A male bison will weigh around 2,000 pounds and a female will weigh around 1,100 pounds.

Animal Housing

Bison are kept outdoors all year long. They have thick fur that helps to keep them warm. They eat grass and shrubs in the summer, and during the winter they find grass under the snow.

A bison is grazing n a grassy pasture with trees in the background.

This buffalo is eating grass in the pasture.

A bison is walking in the snow, with snow on its face.

Buffalo have to dig through snow to find food in the winter.

Bison fences are high and important. If the pasture gets a lot of snow during the winter, the fence will be built higher than normal.

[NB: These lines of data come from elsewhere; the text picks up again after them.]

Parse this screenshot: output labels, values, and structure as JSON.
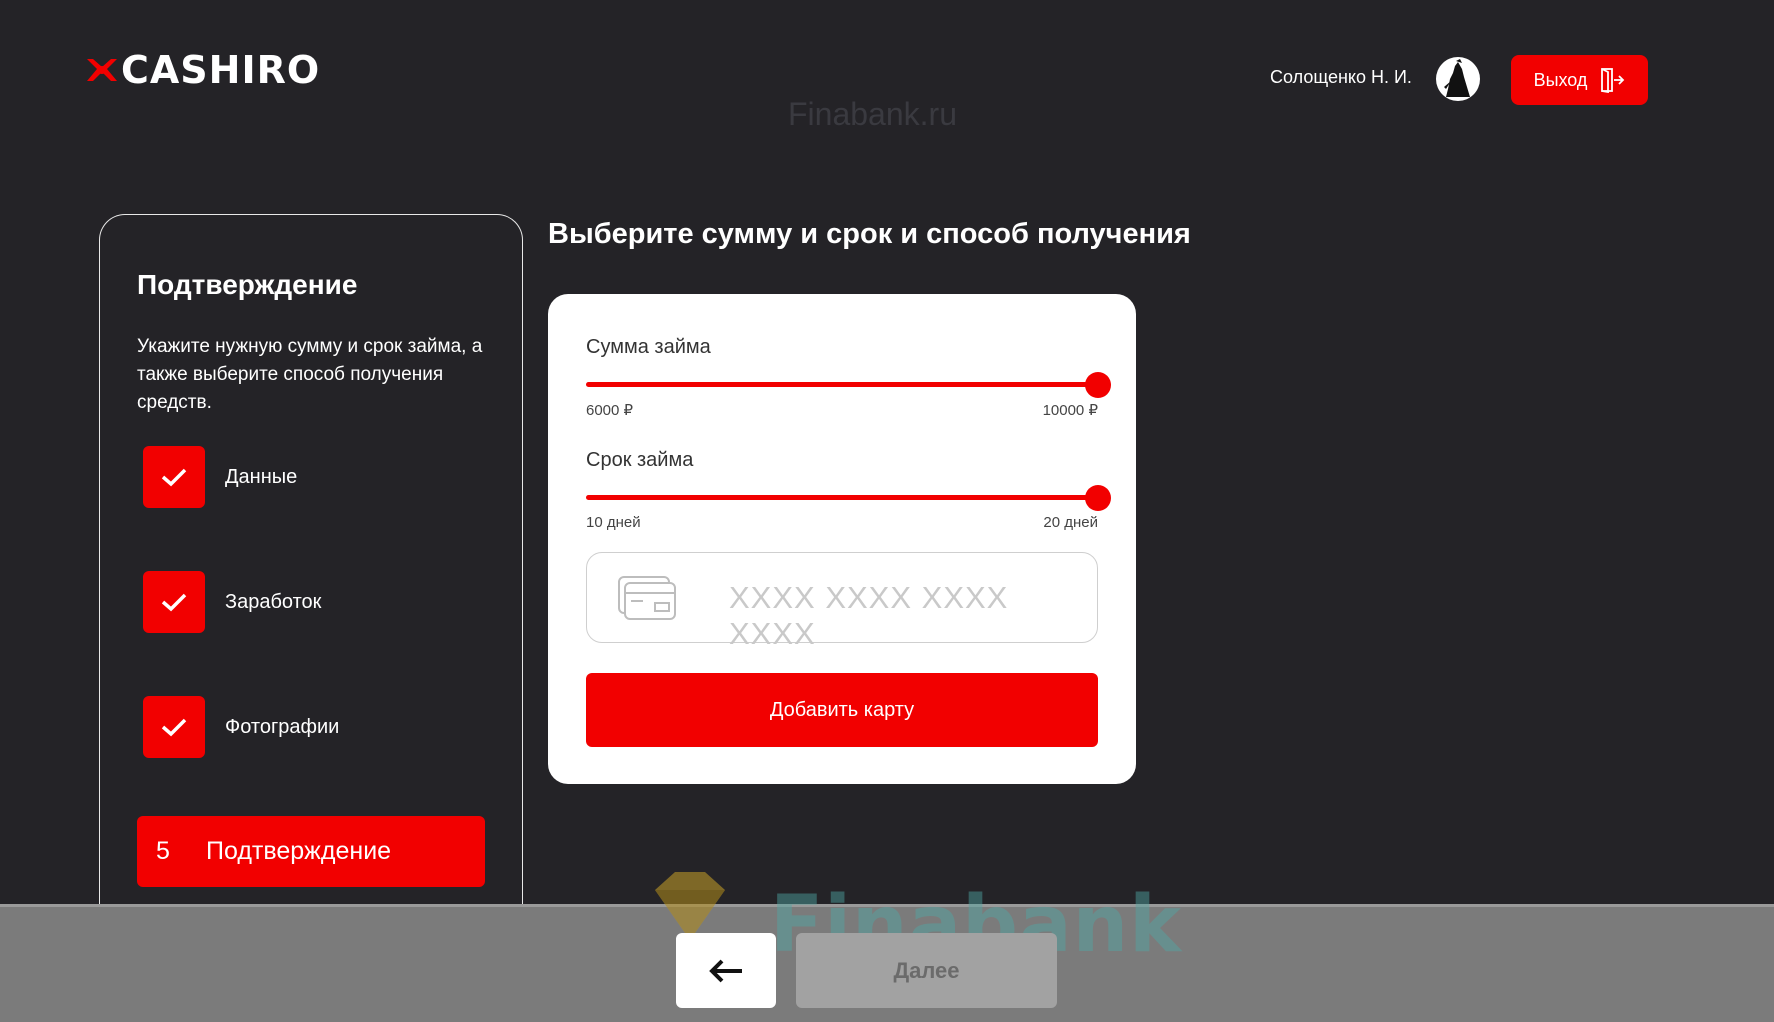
{
  "header": {
    "logo_text": "CASHIRO",
    "watermark": "Finabank.ru",
    "user_name": "Солощенко Н. И.",
    "logout_label": "Выход",
    "icons": {
      "logo": "ninja-mark-icon",
      "avatar": "samurai-avatar-icon",
      "logout": "exit-door-icon"
    }
  },
  "sidebar": {
    "title": "Подтверждение",
    "description": "Укажите нужную сумму и срок займа, а также выберите способ получения средств.",
    "steps": [
      {
        "label": "Данные",
        "status": "done"
      },
      {
        "label": "Заработок",
        "status": "done"
      },
      {
        "label": "Фотографии",
        "status": "done"
      }
    ],
    "active_step": {
      "number": "5",
      "label": "Подтверждение"
    }
  },
  "main": {
    "heading": "Выберите сумму и срок и способ получения",
    "amount": {
      "label": "Сумма займа",
      "min": "6000 ₽",
      "max": "10000 ₽",
      "value_fraction": 1.0
    },
    "term": {
      "label": "Срок займа",
      "min": "10 дней",
      "max": "20 дней",
      "value_fraction": 1.0
    },
    "card_input": {
      "placeholder": "XXXX XXXX XXXX XXXX"
    },
    "add_card_label": "Добавить карту"
  },
  "footer": {
    "back_icon": "arrow-left-icon",
    "next_label": "Далее",
    "watermark_text": "Finabank"
  },
  "colors": {
    "accent": "#f20000",
    "background": "#242327",
    "card": "#ffffff"
  }
}
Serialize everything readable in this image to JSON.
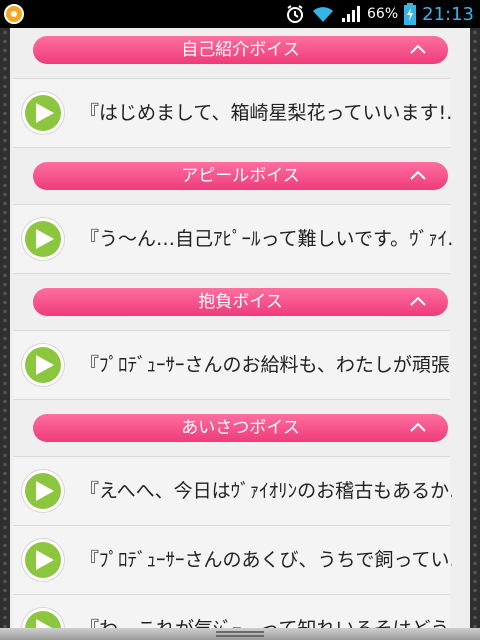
{
  "status_bar": {
    "battery_percent": "66%",
    "time": "21:13",
    "icons": [
      "app-notification-icon",
      "alarm-icon",
      "wifi-icon",
      "signal-icon",
      "battery-charging-icon"
    ],
    "time_color": "#37b4e6"
  },
  "sections": [
    {
      "title": "自己紹介ボイス",
      "items": [
        "『はじめまして、箱崎星梨花っていいます!…"
      ]
    },
    {
      "title": "アピールボイス",
      "items": [
        "『う～ん…自己ｱﾋﾟｰﾙって難しいです。ｳﾞｧｲ…"
      ]
    },
    {
      "title": "抱負ボイス",
      "items": [
        "『ﾌﾟﾛﾃﾞｭｰｻｰさんのお給料も、わたしが頑張…"
      ]
    },
    {
      "title": "あいさつボイス",
      "items": [
        "『えへへ、今日はｳﾞｧｲｵﾘﾝのお稽古もあるか…",
        "『ﾌﾟﾛﾃﾞｭｰｻｰさんのあくび、うちで飼ってい…",
        "『わ…これが気ｼﾞｰ…って知れいるそはどう…"
      ]
    }
  ],
  "colors": {
    "header_pink": "#ee3b7a",
    "play_green": "#8cc63f",
    "panel_bg": "#efefef"
  }
}
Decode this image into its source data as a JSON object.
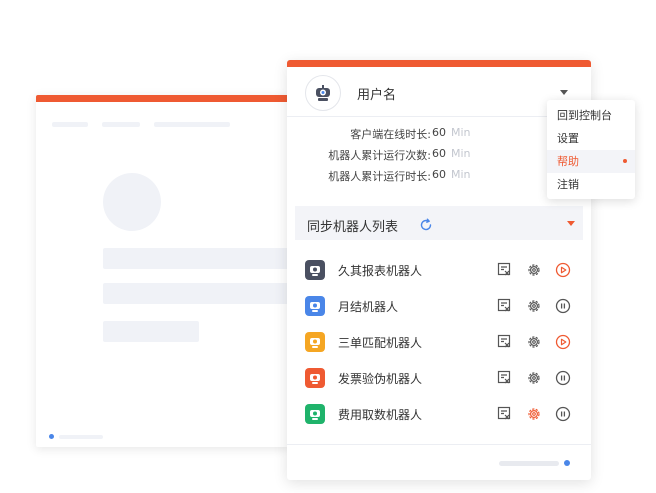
{
  "header": {
    "username": "用户名"
  },
  "stats": [
    {
      "label": "客户端在线时长:",
      "value": "60",
      "unit": "Min"
    },
    {
      "label": "机器人累计运行次数:",
      "value": "60",
      "unit": "Min"
    },
    {
      "label": "机器人累计运行时长:",
      "value": "60",
      "unit": "Min"
    }
  ],
  "section": {
    "title": "同步机器人列表"
  },
  "robots": [
    {
      "name": "久其报表机器人",
      "icon_color": "#4a5061",
      "settings_active": false,
      "action": "play-icon"
    },
    {
      "name": "月结机器人",
      "icon_color": "#4a86e8",
      "settings_active": false,
      "action": "pause-icon"
    },
    {
      "name": "三单匹配机器人",
      "icon_color": "#f5a623",
      "settings_active": false,
      "action": "play-icon"
    },
    {
      "name": "发票验伪机器人",
      "icon_color": "#ef5a32",
      "settings_active": false,
      "action": "pause-icon"
    },
    {
      "name": "费用取数机器人",
      "icon_color": "#1fb36b",
      "settings_active": true,
      "action": "pause-icon"
    }
  ],
  "menu": {
    "items": [
      {
        "label": "回到控制台"
      },
      {
        "label": "设置"
      },
      {
        "label": "帮助"
      },
      {
        "label": "注销"
      }
    ],
    "active_index": 2
  },
  "colors": {
    "accent": "#ef5a32",
    "blue": "#4a86e8"
  }
}
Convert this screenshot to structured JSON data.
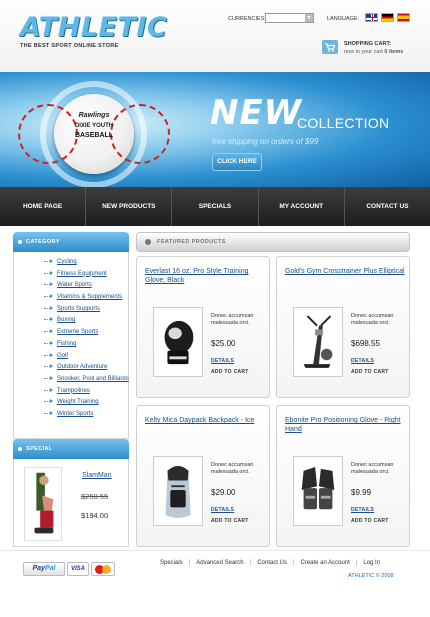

The pens that the farmers use to feed the Bison in during the winter are built using wood and steel so they are strong enough to hold the bison in.

A large steel gate and a tall fence that is attached to it are shown, with buffalo in a pasture in the background.

Buffalo are very large animals and can jump, so tall, heavy-duty fences are required to keep them in the pasture.

These bison farmers are talking about what life is like on a bison farm and in the bison industry in Saskatchewan.


There is not as much technology used on bison farms compared to other types of farms. Bison are naturally hardy. They are well adapted to the extremes of Saskatchewan weather and eat the food that nature produces on the Canadian Prairies. Bison handle the winter weather well.

A bison is walking in the snow, with snow on its face.

Bison adjust well to living outdoors – they are naturally hardy.

All bison must have an ear tag which contains a unique number to tell the bison apart and to keep track of each animal’s history. Farmers also keep track of when the bison was born, how many calves they may have had, and if they were sick and needed to be treated. This number is used for food safety and traceability if needed. Bison farms will use computers to keep track of information that is collected from the ear tags.

A closeup of a bison wearing an ear tag is shown.

Ear tags allow bison farmers to track information about each animal.


The main use for bison is their meat, but there are other products that are byproducts of processing cows.


Bison is a healthy lean red meat. It has higher protein and iron than other red meats, such as beef. Bison meat is lower in calories, fat, and cholesterol than beef, pork, and skinless chicken meat.


A steak with some roasted vegetables are shown on a plate.

Buffalo meat is very lean and a healthy choice to eat.